That’s my Scouting Story,
I have worked from the old “Scout Field Book” for years. I have two original copies of it. It’s one of my favorite books. I don’t think it’s been in print for half a century or more…
Thank you for sharing this Michael. Since I have gotten involved in Scouting again with my son I have been collecting all of the scout manuals (new and old). This is one I don’t have but I will shortly. Ordered one off of Ebay. Good skills in each of these books that every young man/woman should know.
Definitely. One of the trade goods that was tried on the American Indians was a compass. The Indians would just laugh and ask what kind of idiot would need something to tell them what direction was what? I stopped carrying a compass when I realized that the official Boy Scout compass I had pointed South… besides it seems like a crutch other than on a REALLY cloudy day…
But these are the best survival guides I ever bought:
This one is imminently practical but is very formulaic:
i.e. it will tell you a step by step process to do something. (The description this shows on here is not a correct description of the book for some reason… it’s by Larry Dean Olsen with a forward by Robert Redford)
Here’s another by the same author, which you may already have:
This one is more philosophical, but the wonderful thing is it shows you how to figure out how to do things:

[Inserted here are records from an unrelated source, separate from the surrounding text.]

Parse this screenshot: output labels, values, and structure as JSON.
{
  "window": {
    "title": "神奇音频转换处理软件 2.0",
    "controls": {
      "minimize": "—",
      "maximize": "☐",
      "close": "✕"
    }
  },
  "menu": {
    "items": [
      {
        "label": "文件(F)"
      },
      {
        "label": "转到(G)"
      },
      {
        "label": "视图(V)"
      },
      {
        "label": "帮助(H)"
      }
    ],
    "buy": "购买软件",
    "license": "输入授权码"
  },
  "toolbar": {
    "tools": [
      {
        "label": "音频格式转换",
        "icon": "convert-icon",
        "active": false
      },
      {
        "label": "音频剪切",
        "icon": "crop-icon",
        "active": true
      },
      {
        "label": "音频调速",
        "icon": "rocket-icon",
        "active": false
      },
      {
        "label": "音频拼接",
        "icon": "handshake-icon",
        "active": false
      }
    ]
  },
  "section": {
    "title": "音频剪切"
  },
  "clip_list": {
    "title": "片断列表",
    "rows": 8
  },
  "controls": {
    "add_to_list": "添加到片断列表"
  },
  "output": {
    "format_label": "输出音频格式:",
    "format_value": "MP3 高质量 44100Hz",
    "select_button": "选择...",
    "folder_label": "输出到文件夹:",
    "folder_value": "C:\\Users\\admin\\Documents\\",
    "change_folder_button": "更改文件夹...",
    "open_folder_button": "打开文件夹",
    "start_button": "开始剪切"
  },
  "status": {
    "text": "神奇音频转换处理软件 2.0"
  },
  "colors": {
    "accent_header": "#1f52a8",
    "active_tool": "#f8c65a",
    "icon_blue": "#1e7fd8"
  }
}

e.g. instead of telling you step by step how to build a shelter he tells you how to figure out how to build a shelter with what you have, by telling you how he was taught to build a shelter. That is very different, but I think it’s important to learn.